Ghana is facing some threats and expansion of terrorism. The attacks in Burkina Faso in recent months have led to the establishment of a curfew in twelve areas of northern Ghana.
Now, Ghana’s military is stepping up to checkmate the terrorists.
As a guest of honour at the opening ceremony of the Ghanaian military’s annual Exercise Eagle Claws, the Chief of the Army Staff of the Ghana Armed Forces (GAF), Maj. Gen. Thomas Oppong-Peprah reflected on the field exercise that he created in 2020 to fight the scourge of terrorism.
Oppong-Peprah said the purpose of the counterterrorism exercise is to develop Soldiers’ skills, tactics, techniques, and practices and to prepare the military for any threat.
The four-day exercise began at the air force base in Tamale, Ghana, on December 4 with Oppong-Peprah calling for an appreciation of the role of the Soldier, whom he called “the rifleman.”
“While we are planning at the staff level and everyone is being exercised, the fact remains that we need to develop the skills of our Soldier — the rifleman — to understand the No.1 threat, how it behaves and the role that he has to play,” he told Ghanaian journalists.
Military training took place along the northern frontiers of Ghana in the Savannah, Northern, North East, Upper East, and Upper West regions.
Participating troops came from the Ghanaian Army’s 6 Infantry Battalion, 69 Airborne Force, 155 Armored Regiment, the Ghana Navy’s Special Boat Squadron, Air Force Base Tamale, the Ghana Police Service, the National Investigations Bureau, the Ghana Immigration Service, the National Ambulance Service, and the National Security Ministry.
Riflemen played a prominent role in a day 1 scenario that simulated a violent extremist organization (VEO) seizing an airport and taking hostages from a passenger plane.
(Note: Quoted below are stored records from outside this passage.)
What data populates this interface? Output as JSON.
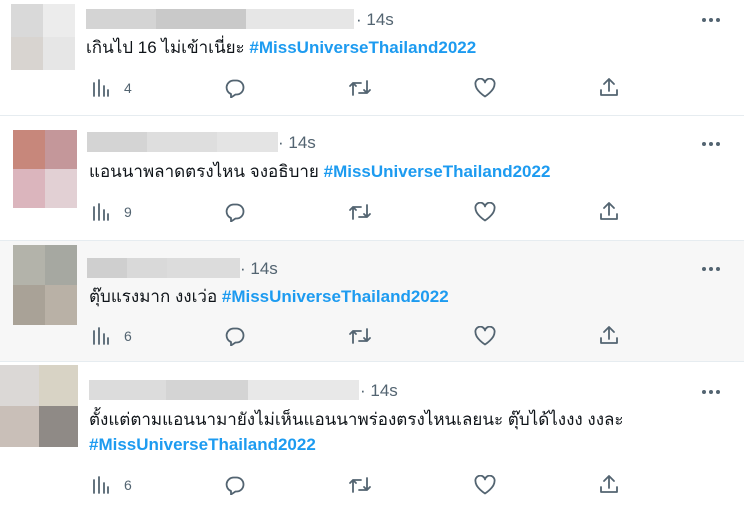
{
  "colors": {
    "accent": "#1d9bf0",
    "text": "#0f1419",
    "muted": "#536471",
    "hover_bg": "#f7f7f7"
  },
  "icons": {
    "stats": "bar-chart-icon",
    "reply": "speech-bubble-icon",
    "retweet": "retweet-arrows-icon",
    "like": "heart-icon",
    "share": "upload-arrow-icon",
    "more": "ellipsis-icon"
  },
  "tweets": [
    {
      "time": "· 14s",
      "text": "เกินไป 16 ไม่เข้าเนี่ยะ",
      "text2": "",
      "hashtag": "#MissUniverseThailand2022",
      "views": "4"
    },
    {
      "time": "· 14s",
      "text": "แอนนาพลาดตรงไหน จงอธิบาย",
      "text2": "",
      "hashtag": "#MissUniverseThailand2022",
      "views": "9"
    },
    {
      "time": "· 14s",
      "text": "ตุ๊บแรงมาก งงเว่อ",
      "text2": "",
      "hashtag": "#MissUniverseThailand2022",
      "views": "6"
    },
    {
      "time": "· 14s",
      "text": "ตั้งแต่ตามแอนนามายังไม่เห็นแอนนาพร่องตรงไหนเลยนะ ตุ๊บได้ไงงง งงละ",
      "text2": "",
      "hashtag": "#MissUniverseThailand2022",
      "views": "6"
    }
  ]
}
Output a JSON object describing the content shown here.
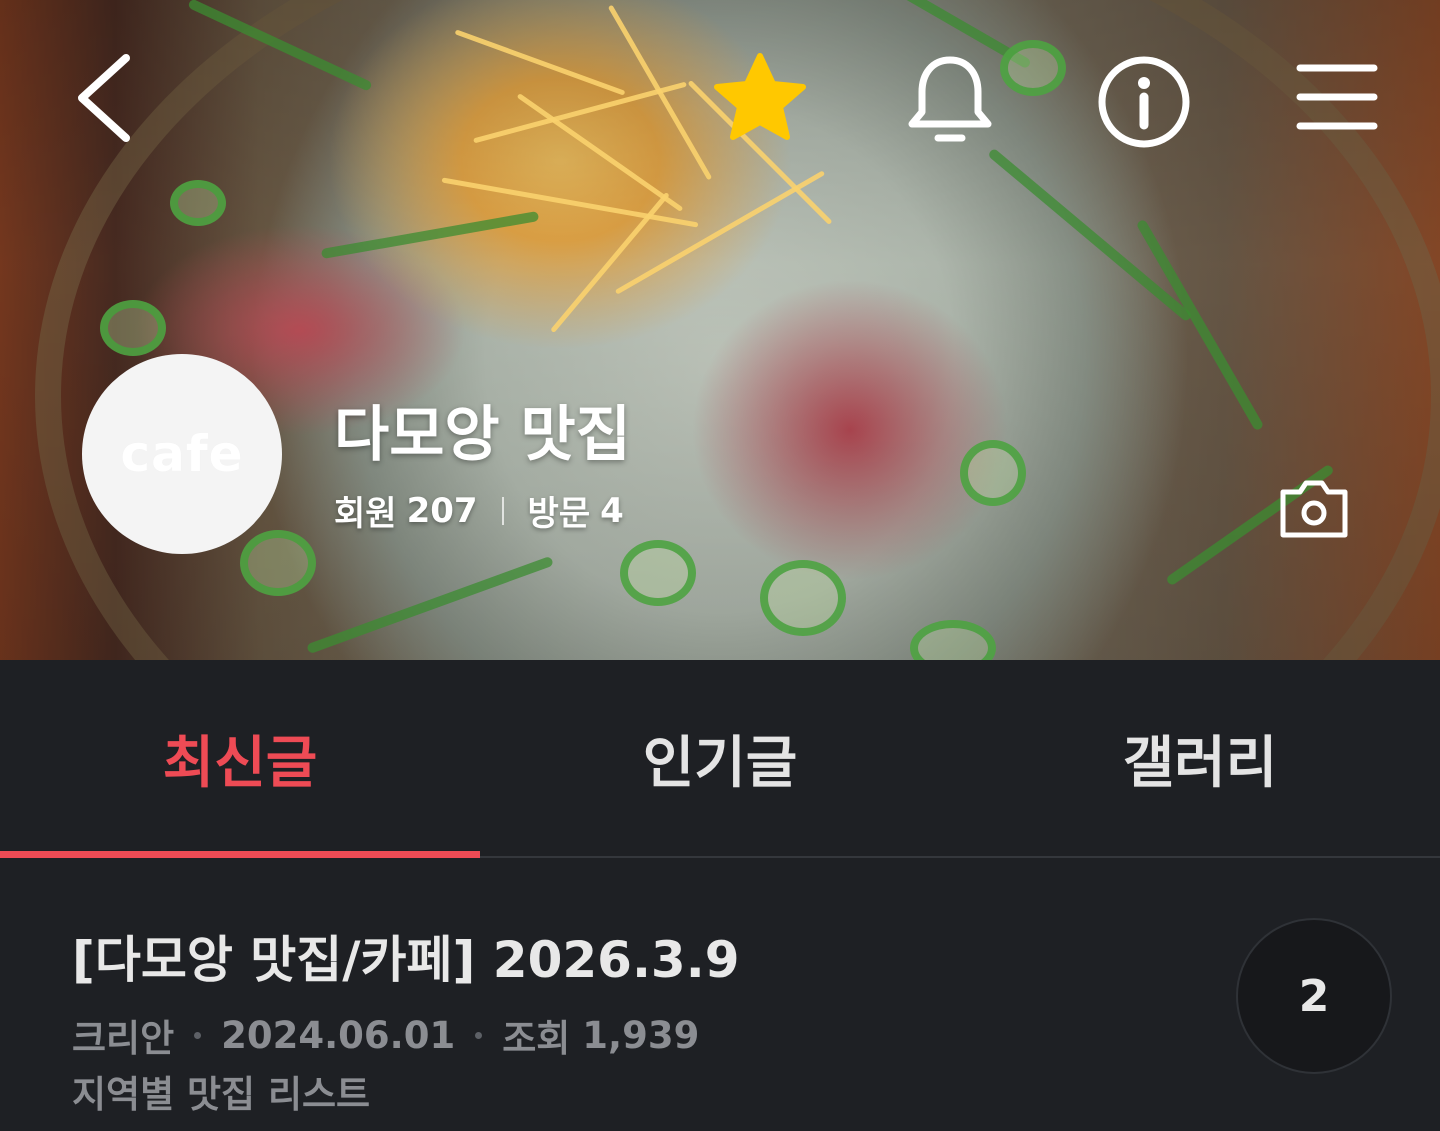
{
  "header": {
    "cafe_name": "다모앙 맛집",
    "avatar_text": "cafe",
    "members_label": "회원",
    "members_count": "207",
    "visits_label": "방문",
    "visits_count": "4",
    "favorite_color": "#ffc800",
    "icons": [
      "back-arrow-icon",
      "star-icon",
      "bell-icon",
      "info-icon",
      "hamburger-menu-icon",
      "camera-icon"
    ]
  },
  "tabs": [
    {
      "label": "최신글",
      "active": true
    },
    {
      "label": "인기글",
      "active": false
    },
    {
      "label": "갤러리",
      "active": false
    }
  ],
  "accent_color": "#ee4b55",
  "post": {
    "title": "[다모앙 맛집/카페] 2026.3.9",
    "author": "크리안",
    "date": "2024.06.01",
    "views_label": "조회",
    "views_count": "1,939",
    "board": "지역별 맛집 리스트",
    "comment_count": "2"
  }
}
Day 2 saw troops simulate an attack on a fictitious insurgent group’s camp.
More than 500 civilians gathered in the town of Tolon on December 6 when a GAF civil-military cooperation team conducted a medical outreach.
Before medical assessment and treatment began, the army’s acting director of public relations, Lt. Col. Sena Affanyi, encouraged area residents to report suspected terrorist activity to authorities.
“This is our mantra: If you see something, say something,” she said.
Brig. Gen. Matthew Kweku Essien, general officer commanding of the Northern Command and host of Eagle Claws, said the exercise took place in Ghana’s rural north specifically because of the threat spilling over the border from Burkina Faso.
Kofi Ampeah-Woode, editor-in-chief of ghanapeacejournal.com, who has covered the GAF for more than a decade, said the growing threat of terrorism along Ghana’s northern border has made Exercise Eagle Claws more important than ever.
“It’s now referred to as a present threat, rather than an emerging one,” he told ADF. “The exercise has brought the best out of the troops, and many of the gaps in training have been closed.
“The exercise was intended to expose GAF riflemen to best practices and tactics, hence most attention was focused on correcting anything inconsistent with right practices.”